I rode the inflation wave up but I'm not required to ride the deflation wave back down. That combined with the ability to defer taxation makes I-Bonds my favorite "safer" investment of the past decade. In hindsight, 1.1% over inflation with serious deflation protection wasn't all that bad of a plan. I certainly did not predict a rapid rising inflation rate with a hard deflationary crash in 2003. I had more of a stagflationary mindset (and I still do long-term although I only lean that way).

Buried cash is a fool's game long-term (at least as long as I-Bonds are offered). That's my opinion and I'm permanently sticking to it. This is not investment advice though, especially now that the I-Bonds offered today pay just 0.1% over inflation. On the one hand, they are virtually guaranteed to lose money over the long haul after taxes. On the other hand, they are still guaranteed to do at least as well as buried cash (and probably a lot better if there are periods of future inflation at all, even if we continue to toggle between inflation and deflation). And lastly, I-Bonds are one of the most liquid investments known today.

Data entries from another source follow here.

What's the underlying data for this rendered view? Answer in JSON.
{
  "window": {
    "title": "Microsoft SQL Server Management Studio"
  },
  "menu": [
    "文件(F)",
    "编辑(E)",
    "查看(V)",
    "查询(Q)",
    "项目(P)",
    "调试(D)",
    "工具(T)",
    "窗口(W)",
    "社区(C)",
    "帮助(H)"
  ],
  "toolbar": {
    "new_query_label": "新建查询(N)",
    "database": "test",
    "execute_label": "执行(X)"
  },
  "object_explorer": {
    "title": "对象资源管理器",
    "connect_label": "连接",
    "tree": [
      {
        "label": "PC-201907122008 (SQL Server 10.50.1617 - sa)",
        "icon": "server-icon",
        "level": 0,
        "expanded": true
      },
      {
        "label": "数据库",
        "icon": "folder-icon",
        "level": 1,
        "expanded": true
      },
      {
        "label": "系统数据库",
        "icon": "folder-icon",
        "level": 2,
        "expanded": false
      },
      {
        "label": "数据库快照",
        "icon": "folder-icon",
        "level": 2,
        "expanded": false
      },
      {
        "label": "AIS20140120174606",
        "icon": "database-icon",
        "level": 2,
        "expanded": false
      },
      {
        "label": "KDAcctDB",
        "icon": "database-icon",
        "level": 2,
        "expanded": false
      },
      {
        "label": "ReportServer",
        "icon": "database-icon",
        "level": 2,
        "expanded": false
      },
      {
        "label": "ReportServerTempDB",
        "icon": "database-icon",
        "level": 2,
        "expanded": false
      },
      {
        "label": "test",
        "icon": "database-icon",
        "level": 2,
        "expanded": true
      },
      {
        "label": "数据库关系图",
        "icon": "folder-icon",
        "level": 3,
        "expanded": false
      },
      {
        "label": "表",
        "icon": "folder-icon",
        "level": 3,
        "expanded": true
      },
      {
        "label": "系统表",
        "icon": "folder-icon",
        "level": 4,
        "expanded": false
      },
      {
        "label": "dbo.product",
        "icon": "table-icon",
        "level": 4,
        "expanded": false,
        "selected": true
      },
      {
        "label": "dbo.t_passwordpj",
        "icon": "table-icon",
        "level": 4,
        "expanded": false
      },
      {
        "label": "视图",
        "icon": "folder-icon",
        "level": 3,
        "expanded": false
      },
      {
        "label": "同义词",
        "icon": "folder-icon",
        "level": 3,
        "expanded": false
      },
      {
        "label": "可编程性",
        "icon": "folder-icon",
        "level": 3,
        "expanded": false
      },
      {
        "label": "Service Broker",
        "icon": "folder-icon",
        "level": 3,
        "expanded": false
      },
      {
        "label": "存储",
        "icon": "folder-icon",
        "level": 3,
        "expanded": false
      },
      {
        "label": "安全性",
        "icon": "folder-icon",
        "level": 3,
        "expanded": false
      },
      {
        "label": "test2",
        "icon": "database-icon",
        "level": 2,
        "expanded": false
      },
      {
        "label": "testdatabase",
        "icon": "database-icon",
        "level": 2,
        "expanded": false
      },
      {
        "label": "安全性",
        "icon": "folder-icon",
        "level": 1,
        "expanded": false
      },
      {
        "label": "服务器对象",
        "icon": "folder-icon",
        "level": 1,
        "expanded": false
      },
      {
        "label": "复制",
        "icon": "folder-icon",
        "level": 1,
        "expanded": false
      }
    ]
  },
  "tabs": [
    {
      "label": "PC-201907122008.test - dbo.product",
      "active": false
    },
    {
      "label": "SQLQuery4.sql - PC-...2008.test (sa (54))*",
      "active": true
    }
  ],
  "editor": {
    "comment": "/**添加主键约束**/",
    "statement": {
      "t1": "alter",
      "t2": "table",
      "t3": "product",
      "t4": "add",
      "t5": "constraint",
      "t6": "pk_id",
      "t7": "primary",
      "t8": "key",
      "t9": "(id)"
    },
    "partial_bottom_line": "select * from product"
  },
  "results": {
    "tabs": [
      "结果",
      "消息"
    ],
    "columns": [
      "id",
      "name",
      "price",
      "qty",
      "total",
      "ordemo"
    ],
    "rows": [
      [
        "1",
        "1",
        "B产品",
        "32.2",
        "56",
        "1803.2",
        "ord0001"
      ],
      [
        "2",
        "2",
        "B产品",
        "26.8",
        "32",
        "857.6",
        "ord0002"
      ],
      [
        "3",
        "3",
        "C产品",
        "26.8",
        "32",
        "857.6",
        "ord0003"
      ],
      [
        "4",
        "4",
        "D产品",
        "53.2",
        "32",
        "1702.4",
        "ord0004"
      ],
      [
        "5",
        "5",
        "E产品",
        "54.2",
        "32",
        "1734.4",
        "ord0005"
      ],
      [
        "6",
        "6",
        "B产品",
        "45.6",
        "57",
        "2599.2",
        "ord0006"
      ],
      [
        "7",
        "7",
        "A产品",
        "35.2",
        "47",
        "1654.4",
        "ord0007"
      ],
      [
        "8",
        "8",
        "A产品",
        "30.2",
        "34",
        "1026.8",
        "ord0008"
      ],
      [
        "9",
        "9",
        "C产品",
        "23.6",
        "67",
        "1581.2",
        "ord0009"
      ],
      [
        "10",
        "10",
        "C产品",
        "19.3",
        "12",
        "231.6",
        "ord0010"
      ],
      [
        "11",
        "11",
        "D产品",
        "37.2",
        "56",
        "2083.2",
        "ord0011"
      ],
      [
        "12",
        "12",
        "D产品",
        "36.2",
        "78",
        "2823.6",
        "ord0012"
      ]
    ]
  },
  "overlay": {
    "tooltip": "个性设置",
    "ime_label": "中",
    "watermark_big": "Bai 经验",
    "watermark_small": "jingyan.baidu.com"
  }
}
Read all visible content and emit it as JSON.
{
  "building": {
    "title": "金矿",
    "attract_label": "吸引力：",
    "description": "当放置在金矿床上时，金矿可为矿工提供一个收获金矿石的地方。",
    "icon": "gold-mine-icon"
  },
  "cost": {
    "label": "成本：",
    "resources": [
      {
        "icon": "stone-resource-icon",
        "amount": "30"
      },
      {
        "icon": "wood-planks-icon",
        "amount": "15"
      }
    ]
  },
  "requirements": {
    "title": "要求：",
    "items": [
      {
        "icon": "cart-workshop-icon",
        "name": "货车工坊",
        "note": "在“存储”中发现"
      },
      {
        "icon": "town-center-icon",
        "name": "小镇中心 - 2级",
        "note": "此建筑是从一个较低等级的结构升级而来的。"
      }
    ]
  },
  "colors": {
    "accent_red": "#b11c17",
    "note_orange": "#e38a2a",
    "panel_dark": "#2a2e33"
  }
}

I can cash them out anytime I like and I know the exact price I'll be getting. I'm in no great hurry to cash them out though.

The jury is still out on buried rocks (gold and silver) vs. buried cash. I have no idea which is the better bargain right now. In 2004, I leaned toward the former. I'm not so convinced right now. Modern mining equipment is nearly as impressive as modern monetary printing equipment (especially if we can't get out of our deflationary and overcapacity deleveraging spiral). As an investor, both scare the heck out of me long-term. Sigh.

Some financial "experts" say buy and hold is dead. I do not agree. It might be tempting to cash out these 2003 I-Bonds over the next six months now that they pay just 0.0% interest overall. However, I intend to hold the full 30 years (cashing them out in 2033). I'm concerned what might happen next. Since the government only allows me to buy so many I-Bonds in a given year, there's no way I can buy them back if I change my mind (if inflation does pick back up and these 2003 I-Bonds resume paying decent tax deferred interest again).